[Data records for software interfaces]
□ □ □ □
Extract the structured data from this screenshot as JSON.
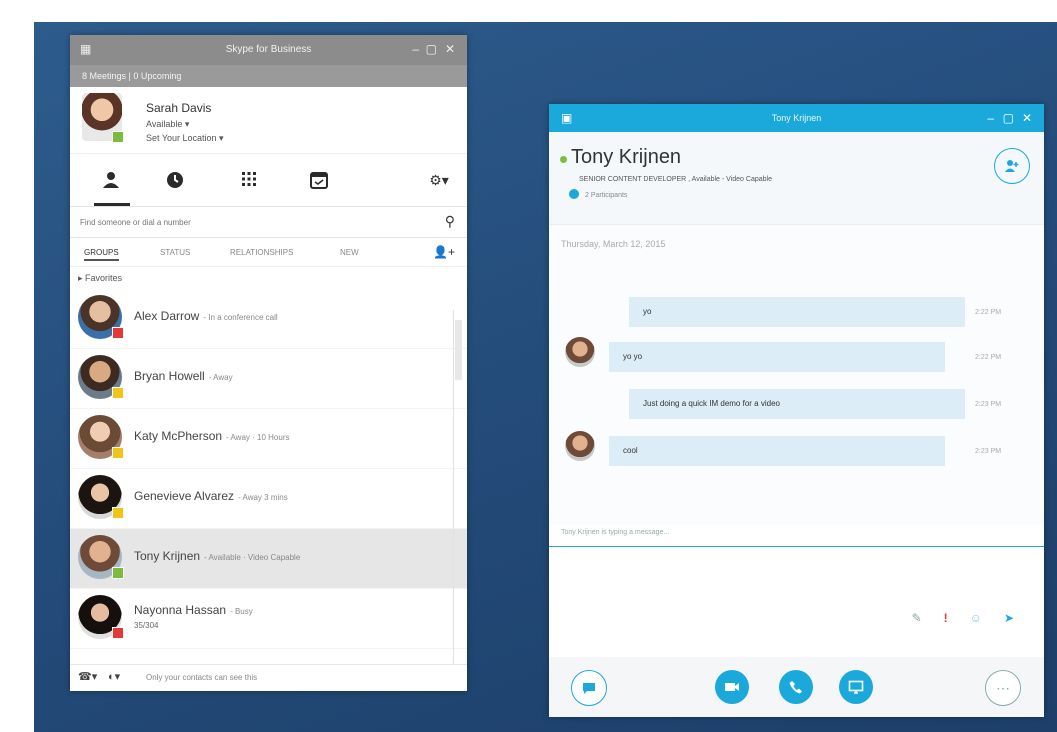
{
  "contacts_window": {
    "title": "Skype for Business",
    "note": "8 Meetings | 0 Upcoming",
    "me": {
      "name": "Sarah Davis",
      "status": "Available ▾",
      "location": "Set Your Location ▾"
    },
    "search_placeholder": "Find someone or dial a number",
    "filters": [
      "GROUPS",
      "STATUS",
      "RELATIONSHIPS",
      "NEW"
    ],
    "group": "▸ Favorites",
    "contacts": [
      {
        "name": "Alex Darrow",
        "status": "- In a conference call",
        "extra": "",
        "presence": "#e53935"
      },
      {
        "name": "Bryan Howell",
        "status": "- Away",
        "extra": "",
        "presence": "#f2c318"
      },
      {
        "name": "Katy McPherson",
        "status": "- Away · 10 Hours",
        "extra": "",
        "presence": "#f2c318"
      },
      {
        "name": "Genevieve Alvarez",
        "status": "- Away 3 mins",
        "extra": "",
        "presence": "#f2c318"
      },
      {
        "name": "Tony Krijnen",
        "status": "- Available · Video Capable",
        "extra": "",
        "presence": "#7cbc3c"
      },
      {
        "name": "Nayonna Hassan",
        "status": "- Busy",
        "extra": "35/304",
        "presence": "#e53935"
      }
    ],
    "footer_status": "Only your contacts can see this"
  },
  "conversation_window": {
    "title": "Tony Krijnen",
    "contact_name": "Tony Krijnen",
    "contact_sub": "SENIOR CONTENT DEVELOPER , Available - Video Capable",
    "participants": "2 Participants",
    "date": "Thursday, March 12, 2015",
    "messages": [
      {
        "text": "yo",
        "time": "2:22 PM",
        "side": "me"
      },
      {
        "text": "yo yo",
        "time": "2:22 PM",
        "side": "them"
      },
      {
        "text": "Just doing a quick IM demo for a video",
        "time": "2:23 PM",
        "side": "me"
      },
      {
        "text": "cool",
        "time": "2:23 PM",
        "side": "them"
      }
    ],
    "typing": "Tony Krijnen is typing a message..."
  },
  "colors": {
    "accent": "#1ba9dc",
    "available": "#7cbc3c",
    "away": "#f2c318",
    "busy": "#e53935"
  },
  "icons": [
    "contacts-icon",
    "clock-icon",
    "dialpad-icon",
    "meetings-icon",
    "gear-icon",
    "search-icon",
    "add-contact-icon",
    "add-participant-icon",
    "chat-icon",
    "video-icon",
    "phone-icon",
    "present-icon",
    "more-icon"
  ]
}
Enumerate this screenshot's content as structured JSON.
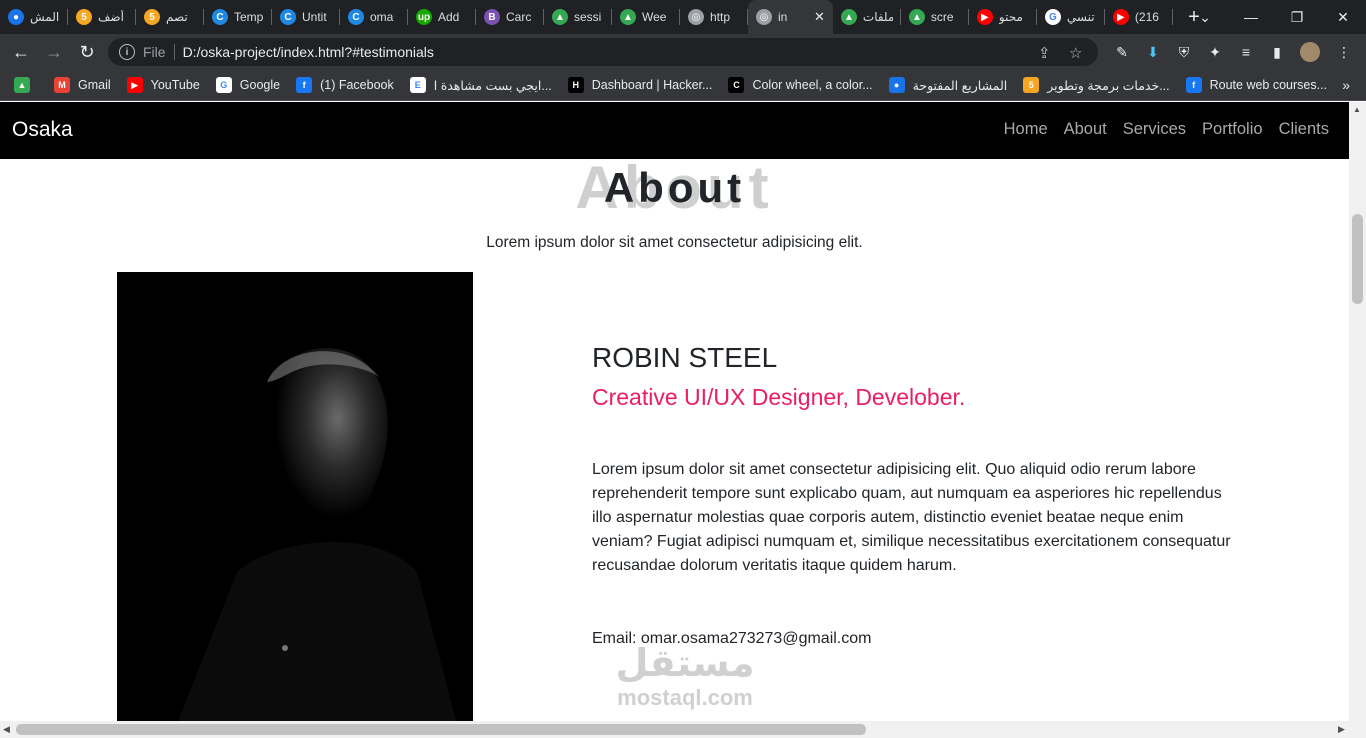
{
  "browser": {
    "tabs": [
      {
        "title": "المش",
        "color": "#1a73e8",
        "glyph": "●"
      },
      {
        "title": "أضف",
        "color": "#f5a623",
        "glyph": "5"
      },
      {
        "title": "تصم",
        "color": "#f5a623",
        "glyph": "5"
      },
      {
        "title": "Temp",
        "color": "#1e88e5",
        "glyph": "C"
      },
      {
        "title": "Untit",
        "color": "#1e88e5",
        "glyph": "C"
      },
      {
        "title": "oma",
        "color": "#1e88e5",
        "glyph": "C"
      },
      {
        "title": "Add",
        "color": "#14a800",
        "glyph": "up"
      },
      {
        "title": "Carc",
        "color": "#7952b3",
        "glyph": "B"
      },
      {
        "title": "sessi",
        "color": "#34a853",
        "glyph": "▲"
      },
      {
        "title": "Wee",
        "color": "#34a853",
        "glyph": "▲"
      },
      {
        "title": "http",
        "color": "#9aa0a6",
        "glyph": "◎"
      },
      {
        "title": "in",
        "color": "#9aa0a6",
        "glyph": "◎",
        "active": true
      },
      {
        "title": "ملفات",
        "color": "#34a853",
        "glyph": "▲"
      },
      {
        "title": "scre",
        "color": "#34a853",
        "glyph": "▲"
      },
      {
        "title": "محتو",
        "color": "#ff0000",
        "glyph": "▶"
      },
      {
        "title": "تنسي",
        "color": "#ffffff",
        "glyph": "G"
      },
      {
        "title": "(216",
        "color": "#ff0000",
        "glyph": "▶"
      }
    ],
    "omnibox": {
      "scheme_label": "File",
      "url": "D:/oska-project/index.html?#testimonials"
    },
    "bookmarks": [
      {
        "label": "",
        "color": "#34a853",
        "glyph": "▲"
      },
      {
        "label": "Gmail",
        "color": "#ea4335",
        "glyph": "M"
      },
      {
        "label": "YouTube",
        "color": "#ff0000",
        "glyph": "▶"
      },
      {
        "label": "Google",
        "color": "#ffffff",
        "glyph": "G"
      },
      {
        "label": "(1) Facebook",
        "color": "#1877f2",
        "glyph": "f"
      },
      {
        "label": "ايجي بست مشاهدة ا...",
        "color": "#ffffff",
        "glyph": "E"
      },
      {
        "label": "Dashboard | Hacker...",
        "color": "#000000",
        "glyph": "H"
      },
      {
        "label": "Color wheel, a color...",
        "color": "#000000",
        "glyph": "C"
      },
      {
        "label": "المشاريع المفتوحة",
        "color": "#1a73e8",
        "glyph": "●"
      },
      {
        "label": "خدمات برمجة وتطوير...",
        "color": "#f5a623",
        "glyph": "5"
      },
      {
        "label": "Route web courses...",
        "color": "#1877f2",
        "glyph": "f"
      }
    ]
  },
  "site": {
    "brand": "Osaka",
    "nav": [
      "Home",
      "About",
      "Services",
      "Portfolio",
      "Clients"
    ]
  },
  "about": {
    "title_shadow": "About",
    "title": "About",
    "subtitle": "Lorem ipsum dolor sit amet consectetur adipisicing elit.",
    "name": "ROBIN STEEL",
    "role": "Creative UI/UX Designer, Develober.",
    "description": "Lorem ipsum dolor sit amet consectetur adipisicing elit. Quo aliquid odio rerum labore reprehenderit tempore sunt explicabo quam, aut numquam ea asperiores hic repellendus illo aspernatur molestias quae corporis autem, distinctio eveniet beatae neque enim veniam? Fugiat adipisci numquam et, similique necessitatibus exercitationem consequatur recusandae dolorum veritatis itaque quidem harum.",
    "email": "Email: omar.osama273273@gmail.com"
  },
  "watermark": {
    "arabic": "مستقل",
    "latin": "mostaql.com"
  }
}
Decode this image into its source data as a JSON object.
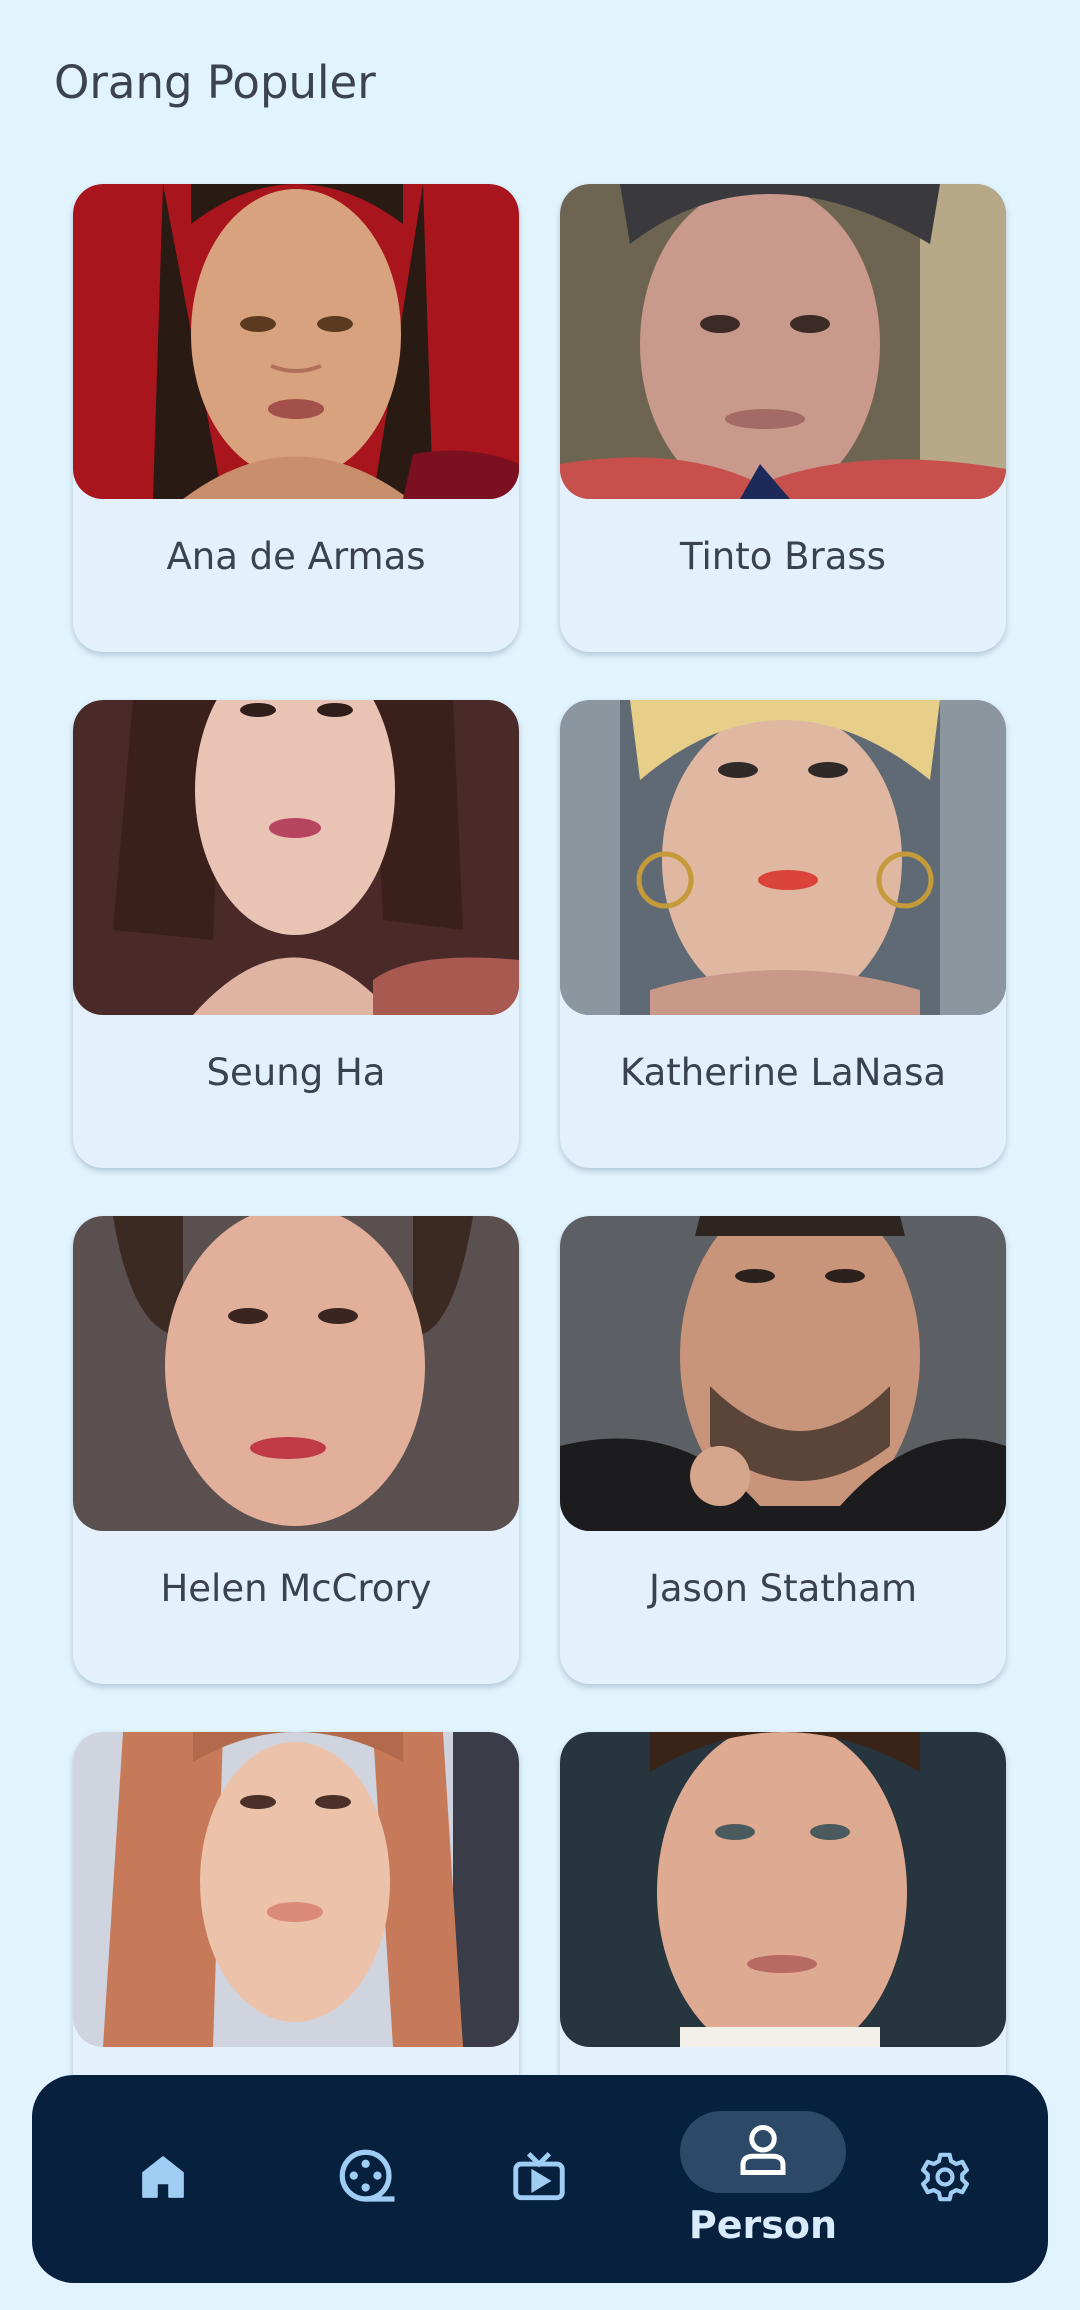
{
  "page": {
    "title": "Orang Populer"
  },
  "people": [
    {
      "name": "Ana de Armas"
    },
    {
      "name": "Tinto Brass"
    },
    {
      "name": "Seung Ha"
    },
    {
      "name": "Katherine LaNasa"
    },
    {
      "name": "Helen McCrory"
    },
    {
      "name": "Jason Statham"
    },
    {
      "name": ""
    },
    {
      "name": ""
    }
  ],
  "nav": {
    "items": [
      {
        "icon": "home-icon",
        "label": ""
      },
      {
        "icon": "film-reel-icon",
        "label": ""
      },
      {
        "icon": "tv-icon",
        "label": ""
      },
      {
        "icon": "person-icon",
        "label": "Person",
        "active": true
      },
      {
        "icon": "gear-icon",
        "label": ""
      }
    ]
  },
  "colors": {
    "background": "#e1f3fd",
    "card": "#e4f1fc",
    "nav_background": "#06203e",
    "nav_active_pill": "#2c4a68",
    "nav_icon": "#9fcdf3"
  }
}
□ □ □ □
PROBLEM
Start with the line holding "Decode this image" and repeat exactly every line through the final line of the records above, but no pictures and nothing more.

RESPONSE AREA
Decode this image into its source data as a JSON object.
{
  "page": {
    "title": "Orang Populer"
  },
  "people": [
    {
      "name": "Ana de Armas"
    },
    {
      "name": "Tinto Brass"
    },
    {
      "name": "Seung Ha"
    },
    {
      "name": "Katherine LaNasa"
    },
    {
      "name": "Helen McCrory"
    },
    {
      "name": "Jason Statham"
    },
    {
      "name": ""
    },
    {
      "name": ""
    }
  ],
  "nav": {
    "items": [
      {
        "icon": "home-icon",
        "label": ""
      },
      {
        "icon": "film-reel-icon",
        "label": ""
      },
      {
        "icon": "tv-icon",
        "label": ""
      },
      {
        "icon": "person-icon",
        "label": "Person",
        "active": true
      },
      {
        "icon": "gear-icon",
        "label": ""
      }
    ]
  },
  "colors": {
    "background": "#e1f3fd",
    "card": "#e4f1fc",
    "nav_background": "#06203e",
    "nav_active_pill": "#2c4a68",
    "nav_icon": "#9fcdf3"
  }
}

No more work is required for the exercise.